The Ichabod Crane of Irving's tale has been transformed from a spindly schoolteacher into a progressive police constable in 1799 New York City, played by the decidedly ungawky Johnny Depp. Not to worry, Depp channels all of the character's awkwardness from his appearance into his behaviors instead. Portrayed as a cross between Sherlock Holmes and Inspector Clouseau, Crane fancies himself a most modern of detective, a firm believer in science over superstition, but at the same time is laughably prissy and squeamish, and lacks proper social interaction skills. Depp's performance is a riot of tics, on the one hand putting forth the demeanor of a dashing hero, and on the other retreating at the slightest hint of danger and constantly fainting whenever in peril. If the mix sounds on paper like a recipe for bad comedy, Depp knows exactly how to pull it off, perfectly balancing the character's exaggerated mannerisms without going too far over-the-top into blatant farce.
As the new story tells it, Constable Crane's newfangled scientific techniques don't much impress his superiors, who decide to punish his insubordination by assigning him to investigate a string of murders upstate in the tiny village of Sleepy Hollow. The victims, naturally, were all beheaded, and the locals insist that the culprit is the infamous Headless Horseman, a demon wraith sent from Hell. Arrogantly believing himself above such ignorant superstitions, Crane sallies forth to debunk their silly myths, until running headfirst into the evil apparition and having a sudden change of heart. He'll either pull himself together to solve the mystery behind this supernatural menace, or lose his head and fail.

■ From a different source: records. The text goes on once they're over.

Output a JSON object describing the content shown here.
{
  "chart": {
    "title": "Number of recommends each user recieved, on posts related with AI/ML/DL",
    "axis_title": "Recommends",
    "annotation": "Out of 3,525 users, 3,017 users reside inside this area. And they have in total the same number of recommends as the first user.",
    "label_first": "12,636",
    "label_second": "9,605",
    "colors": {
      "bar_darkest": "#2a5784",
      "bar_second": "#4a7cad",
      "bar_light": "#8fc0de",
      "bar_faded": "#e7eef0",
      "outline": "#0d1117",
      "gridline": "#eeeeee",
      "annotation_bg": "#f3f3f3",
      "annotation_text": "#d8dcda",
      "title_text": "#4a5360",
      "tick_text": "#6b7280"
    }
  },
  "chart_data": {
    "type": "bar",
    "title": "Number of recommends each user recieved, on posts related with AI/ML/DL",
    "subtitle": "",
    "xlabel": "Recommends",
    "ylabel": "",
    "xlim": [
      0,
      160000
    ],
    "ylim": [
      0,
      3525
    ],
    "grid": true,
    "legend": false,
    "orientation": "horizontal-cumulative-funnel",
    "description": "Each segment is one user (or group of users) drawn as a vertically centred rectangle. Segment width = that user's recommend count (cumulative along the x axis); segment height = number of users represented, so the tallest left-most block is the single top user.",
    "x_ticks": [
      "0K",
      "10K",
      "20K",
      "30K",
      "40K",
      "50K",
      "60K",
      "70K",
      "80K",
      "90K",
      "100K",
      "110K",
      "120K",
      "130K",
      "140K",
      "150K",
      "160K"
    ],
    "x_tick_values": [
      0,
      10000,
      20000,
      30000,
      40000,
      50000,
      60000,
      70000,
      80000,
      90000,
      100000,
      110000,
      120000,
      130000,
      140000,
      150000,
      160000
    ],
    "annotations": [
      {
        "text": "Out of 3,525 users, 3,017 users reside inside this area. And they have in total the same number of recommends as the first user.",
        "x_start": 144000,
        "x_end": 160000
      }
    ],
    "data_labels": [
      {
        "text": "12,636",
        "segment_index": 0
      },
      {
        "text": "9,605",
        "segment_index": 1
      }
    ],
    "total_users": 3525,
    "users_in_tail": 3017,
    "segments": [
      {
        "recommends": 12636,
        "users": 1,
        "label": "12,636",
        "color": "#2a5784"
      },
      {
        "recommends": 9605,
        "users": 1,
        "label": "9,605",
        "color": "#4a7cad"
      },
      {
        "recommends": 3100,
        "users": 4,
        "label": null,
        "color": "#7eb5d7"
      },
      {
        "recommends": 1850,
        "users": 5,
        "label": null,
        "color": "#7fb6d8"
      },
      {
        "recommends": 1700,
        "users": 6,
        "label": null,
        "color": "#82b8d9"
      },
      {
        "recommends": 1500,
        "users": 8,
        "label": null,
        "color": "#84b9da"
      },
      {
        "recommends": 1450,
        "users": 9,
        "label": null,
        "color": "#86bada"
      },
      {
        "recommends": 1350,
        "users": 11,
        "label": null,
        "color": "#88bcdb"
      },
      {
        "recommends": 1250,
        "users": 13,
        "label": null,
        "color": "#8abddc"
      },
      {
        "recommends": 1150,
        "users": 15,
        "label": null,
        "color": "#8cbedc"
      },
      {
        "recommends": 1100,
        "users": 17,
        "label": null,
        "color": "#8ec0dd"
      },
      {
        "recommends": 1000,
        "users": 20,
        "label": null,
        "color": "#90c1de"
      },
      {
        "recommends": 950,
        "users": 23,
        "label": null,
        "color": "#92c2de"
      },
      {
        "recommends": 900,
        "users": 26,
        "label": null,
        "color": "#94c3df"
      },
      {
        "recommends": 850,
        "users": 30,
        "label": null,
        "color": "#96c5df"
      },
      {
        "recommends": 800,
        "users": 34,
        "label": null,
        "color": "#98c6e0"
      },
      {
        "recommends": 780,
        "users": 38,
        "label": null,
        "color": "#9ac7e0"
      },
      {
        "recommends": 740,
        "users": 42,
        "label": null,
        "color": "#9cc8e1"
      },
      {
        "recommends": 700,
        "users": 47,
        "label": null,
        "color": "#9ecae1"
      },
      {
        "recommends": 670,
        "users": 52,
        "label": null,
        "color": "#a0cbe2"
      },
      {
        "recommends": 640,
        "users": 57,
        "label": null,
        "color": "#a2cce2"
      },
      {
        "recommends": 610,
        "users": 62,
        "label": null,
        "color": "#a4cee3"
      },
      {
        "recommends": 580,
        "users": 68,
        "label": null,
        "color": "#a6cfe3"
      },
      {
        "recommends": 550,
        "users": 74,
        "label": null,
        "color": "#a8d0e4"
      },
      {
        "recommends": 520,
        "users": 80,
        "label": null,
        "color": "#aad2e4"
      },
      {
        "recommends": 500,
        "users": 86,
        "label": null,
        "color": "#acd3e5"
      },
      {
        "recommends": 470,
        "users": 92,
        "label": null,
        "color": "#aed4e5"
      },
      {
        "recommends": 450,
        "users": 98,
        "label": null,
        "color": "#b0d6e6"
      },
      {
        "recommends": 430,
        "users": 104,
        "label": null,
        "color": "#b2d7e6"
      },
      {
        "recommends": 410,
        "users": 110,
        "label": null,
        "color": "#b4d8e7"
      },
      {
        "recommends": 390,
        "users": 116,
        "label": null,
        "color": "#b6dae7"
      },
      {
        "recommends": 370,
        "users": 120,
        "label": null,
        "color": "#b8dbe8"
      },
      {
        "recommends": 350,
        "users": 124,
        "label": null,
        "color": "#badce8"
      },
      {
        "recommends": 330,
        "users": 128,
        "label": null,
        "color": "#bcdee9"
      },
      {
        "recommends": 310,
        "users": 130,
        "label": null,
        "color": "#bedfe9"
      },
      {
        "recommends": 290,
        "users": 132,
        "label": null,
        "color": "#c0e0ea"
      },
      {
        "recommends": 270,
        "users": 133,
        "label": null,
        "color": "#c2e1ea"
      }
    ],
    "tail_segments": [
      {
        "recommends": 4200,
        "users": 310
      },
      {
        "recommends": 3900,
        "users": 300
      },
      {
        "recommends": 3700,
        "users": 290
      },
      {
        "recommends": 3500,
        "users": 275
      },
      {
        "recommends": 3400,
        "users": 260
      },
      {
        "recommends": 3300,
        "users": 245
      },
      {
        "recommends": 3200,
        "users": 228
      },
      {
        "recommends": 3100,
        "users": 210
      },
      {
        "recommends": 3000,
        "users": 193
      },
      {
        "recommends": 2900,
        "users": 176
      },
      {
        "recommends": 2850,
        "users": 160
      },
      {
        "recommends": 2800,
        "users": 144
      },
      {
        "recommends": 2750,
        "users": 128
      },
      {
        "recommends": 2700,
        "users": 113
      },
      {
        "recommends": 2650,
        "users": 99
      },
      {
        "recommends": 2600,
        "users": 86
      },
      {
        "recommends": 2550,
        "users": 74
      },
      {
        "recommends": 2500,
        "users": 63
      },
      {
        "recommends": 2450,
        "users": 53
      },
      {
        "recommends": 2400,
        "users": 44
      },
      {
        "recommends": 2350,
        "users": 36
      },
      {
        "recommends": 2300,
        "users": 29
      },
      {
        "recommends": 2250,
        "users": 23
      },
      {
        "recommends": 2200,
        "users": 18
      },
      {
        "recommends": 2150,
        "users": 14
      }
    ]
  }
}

Although certainly retaining all the basics of Irving's archetypes, the film is unmistakably a Tim Burton production through and through. The director infuses every frame with his signature style of beautifully dark imagery and morbid gallows humor. He gleefully indulges his most demented fantasies, filling scenes with gruesome decapitations and dismemberments (the movie earns its R rating for graphic violence), yet playing the whole thing tongue-in-cheek. It's quite a blend, both thrilling and funny, the laughs taking the edge off the scares. The movie has a strong script, sterling production values, and a fantastic cast featuring the likes of Christina Ricci, Christopher Lee, Michael Gambon, Christopher Walken, Ian McDiarmid, Michael Gough, and Jeffrey Jones, all playing their parts to perfection (we'll forgive Casper Van Dien, who really isn't that bad in it). Sleepy Hollow is terrifically entertaining, perhaps Tim Burton's best film to date.
The HD DVD:
HD DVD discs are only playable in a compatible HD DVD player. They will not function in a standard DVD player or in a Blu-Ray player. Please note that the star rating scales for video and audio are relative to other High Definition disc content, not to traditional DVD.
The movie's photographic style is one of darkness upon darkness. The disc will likely put most video displays to the test. Shadow detail is encoded within the picture, but the overall image is so dark that many digital screens may not be able to fully resolve it. I'd almost hate to try watching this disc on a plasma set. In comparison to the standard DVD edition of the movie, black levels on the HD DVD are much deeper and inkier, though the lighter blacks made shadow details easier to see on the older copy. If your display can handle it, the HD DVD looks a lot nicer, with particularly rich colors that extend into a deeper palette than available in Standard Def, a trait especially noticeable in the costuming. Flesh tones have been intentionally drained of color, and look a more precise shade of pale on the HD disc.
The picture has a nice sense of detail and texture but is not exceptionally sharp. It may not quite leap off the screen like some HD eye candy, but does look very film-like and is a decided improvement over the DVD. Details are much clearer in medium and wide shots, and the HD disc is free of edge enhancement artifacts. Grain is visible by design in many scenes, more so than the DVD by virtue of the better resolution exposing it in greater clarity, which may not please viewers hoping for a squeaky clean digital image. The opening credits look the roughest in this regard. Fortunately, the compression quality is well handled and maintains the look of photographic grain, not video noise.
The Sleepy Hollow HD DVD is not flagged with an Image Constraint Token and will play in full High Definition quality over an HD DVD player's analog Component Video outputs.
The photo images used in this article were taken from the DVD edition for illustrative purposes only, and are not intended to demonstrate HD DVD picture quality.
I was surprisingly disappointed with the DD+ track, which sounds lifeless and dull. The DTS option has a lot more body to the sound. Even so, I found it a little too bombastic, with dialogue mixed low and many details muddled in the middle of the audio spectrum. The movie's sound mix makes only sparse use of surround activity, primarily balanced in the front soundstage. Bass gets a fair workout during the trampling of horse hooves, but not as much as you'd hope during the big scary scenes. It's plenty loud to be sure, but lacks the clarity and finesse of the best soundtracks.
Subs & Dubs:
All of the video-based supplements from the DVD have carried over. Unfortunately, they don't amount to much.
No interactive features have been included.